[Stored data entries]
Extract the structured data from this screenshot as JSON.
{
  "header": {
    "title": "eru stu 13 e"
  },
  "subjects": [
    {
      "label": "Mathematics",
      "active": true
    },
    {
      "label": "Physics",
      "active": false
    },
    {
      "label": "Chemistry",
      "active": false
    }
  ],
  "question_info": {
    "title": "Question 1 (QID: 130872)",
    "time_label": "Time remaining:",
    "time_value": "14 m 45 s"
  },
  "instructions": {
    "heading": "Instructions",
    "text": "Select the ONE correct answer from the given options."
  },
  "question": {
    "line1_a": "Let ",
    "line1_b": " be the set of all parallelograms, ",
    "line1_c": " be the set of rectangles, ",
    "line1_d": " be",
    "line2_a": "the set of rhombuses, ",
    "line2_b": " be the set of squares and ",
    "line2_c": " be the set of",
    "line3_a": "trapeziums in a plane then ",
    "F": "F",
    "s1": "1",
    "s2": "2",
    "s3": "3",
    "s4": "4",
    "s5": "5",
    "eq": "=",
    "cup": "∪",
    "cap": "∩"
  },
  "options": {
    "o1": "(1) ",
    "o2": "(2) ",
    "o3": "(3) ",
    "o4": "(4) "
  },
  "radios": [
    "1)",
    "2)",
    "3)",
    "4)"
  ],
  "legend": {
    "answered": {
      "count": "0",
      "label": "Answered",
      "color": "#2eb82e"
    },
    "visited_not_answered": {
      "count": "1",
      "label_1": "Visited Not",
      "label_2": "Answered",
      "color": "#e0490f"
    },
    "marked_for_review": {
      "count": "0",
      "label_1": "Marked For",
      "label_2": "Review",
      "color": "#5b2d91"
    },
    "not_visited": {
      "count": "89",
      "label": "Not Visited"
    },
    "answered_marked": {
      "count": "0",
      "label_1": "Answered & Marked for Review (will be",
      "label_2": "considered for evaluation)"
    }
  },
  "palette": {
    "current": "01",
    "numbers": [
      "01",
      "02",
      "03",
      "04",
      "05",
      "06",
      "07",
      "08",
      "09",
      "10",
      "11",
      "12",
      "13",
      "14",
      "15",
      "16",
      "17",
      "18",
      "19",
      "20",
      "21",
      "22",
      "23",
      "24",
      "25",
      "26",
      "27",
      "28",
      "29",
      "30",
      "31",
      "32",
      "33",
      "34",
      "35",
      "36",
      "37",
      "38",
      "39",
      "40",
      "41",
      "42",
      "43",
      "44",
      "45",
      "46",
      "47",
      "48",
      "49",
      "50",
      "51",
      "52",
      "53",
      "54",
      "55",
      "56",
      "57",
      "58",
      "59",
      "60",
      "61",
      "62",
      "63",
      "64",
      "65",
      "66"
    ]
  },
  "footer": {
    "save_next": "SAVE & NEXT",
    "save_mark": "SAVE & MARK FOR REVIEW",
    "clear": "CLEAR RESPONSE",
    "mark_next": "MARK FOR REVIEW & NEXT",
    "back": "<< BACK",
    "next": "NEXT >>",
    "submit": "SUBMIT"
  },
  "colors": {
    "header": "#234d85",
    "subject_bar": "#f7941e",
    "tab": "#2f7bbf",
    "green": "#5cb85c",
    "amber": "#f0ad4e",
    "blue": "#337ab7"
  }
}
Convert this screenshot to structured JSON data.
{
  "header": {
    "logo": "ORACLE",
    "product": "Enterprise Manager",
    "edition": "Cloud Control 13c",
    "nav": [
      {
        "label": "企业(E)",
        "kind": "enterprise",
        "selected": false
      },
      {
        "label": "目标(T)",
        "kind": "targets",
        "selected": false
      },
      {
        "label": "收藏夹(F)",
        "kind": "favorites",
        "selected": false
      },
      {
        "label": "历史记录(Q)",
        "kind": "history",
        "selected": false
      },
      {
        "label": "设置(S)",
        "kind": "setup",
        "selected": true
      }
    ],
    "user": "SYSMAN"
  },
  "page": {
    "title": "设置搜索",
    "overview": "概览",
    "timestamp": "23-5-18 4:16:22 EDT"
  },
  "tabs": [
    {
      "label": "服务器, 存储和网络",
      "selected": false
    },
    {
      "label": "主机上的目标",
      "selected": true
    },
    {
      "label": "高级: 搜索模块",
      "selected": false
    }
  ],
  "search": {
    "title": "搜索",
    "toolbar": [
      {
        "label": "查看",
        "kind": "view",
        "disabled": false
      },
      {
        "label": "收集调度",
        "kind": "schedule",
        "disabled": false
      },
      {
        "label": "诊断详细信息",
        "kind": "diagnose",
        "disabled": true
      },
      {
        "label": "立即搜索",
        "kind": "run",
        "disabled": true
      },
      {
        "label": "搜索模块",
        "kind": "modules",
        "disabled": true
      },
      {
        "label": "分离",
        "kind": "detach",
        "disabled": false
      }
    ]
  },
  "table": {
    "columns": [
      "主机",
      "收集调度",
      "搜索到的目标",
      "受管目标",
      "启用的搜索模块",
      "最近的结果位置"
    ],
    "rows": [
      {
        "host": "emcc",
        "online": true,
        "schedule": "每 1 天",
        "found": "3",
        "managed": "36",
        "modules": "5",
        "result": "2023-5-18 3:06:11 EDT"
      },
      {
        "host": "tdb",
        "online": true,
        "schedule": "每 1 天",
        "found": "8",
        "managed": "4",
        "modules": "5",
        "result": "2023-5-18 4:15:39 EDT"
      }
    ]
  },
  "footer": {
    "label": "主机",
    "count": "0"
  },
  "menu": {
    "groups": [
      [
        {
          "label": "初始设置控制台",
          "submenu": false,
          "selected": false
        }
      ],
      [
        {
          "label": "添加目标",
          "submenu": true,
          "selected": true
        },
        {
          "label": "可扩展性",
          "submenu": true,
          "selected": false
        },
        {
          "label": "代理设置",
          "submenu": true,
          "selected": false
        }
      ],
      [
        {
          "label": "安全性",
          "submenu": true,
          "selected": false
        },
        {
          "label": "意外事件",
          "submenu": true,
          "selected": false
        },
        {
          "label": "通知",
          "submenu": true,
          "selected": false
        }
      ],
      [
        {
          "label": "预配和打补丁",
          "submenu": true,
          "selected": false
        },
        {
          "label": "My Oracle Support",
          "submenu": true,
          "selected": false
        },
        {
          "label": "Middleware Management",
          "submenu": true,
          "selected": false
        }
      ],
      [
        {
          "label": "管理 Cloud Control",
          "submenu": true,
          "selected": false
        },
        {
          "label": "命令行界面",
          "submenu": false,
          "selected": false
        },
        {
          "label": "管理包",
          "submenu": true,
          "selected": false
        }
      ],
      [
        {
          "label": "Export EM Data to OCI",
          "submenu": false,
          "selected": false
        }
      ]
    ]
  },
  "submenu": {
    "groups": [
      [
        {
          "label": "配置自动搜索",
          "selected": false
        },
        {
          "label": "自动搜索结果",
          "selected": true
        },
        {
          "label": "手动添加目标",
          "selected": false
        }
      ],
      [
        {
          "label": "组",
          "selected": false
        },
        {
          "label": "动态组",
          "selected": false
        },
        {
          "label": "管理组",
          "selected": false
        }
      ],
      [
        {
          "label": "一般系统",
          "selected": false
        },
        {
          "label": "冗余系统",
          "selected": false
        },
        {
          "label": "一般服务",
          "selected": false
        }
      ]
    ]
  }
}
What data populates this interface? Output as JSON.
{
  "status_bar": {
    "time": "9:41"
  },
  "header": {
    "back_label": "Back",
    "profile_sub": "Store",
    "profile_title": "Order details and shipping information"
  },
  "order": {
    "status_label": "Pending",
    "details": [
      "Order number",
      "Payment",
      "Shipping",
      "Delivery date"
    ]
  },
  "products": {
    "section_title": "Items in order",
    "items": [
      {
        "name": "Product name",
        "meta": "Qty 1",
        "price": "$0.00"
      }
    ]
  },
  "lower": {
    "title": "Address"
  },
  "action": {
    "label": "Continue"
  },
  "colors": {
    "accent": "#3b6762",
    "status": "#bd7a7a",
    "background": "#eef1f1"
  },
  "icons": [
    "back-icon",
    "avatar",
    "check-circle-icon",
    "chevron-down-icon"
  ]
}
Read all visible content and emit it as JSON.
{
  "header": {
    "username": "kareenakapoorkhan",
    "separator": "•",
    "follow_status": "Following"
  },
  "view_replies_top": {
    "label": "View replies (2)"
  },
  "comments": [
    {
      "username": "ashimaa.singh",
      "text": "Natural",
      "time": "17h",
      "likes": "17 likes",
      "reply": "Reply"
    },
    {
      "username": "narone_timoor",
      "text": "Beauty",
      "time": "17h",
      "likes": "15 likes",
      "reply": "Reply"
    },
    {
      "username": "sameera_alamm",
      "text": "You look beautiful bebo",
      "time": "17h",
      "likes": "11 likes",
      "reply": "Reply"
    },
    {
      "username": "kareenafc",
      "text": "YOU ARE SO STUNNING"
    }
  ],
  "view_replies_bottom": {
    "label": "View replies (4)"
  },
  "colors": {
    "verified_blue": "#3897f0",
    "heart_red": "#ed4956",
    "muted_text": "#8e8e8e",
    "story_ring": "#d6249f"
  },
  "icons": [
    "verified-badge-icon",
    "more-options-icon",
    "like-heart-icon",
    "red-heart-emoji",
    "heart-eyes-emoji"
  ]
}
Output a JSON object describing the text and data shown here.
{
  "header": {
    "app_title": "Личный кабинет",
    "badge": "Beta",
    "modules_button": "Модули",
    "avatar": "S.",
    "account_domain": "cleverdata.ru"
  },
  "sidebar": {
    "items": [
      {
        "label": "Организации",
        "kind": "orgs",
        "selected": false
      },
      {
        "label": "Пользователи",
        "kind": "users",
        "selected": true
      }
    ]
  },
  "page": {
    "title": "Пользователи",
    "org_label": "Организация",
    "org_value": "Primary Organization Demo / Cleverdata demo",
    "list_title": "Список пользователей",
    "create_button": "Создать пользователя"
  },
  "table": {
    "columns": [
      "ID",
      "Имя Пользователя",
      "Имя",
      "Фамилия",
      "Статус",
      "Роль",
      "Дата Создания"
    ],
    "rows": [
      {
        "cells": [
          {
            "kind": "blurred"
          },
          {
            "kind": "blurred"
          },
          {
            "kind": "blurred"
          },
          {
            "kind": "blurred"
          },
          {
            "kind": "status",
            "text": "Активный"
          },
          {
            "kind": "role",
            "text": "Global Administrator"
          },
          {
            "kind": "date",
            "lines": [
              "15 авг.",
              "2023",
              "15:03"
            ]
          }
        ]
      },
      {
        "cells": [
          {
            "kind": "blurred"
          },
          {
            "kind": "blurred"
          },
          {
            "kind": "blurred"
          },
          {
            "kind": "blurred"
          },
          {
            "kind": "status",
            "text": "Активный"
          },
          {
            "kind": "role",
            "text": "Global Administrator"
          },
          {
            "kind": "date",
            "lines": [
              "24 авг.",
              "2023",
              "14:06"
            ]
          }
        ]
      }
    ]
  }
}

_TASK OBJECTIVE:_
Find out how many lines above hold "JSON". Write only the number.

_TASK RESULT:_
5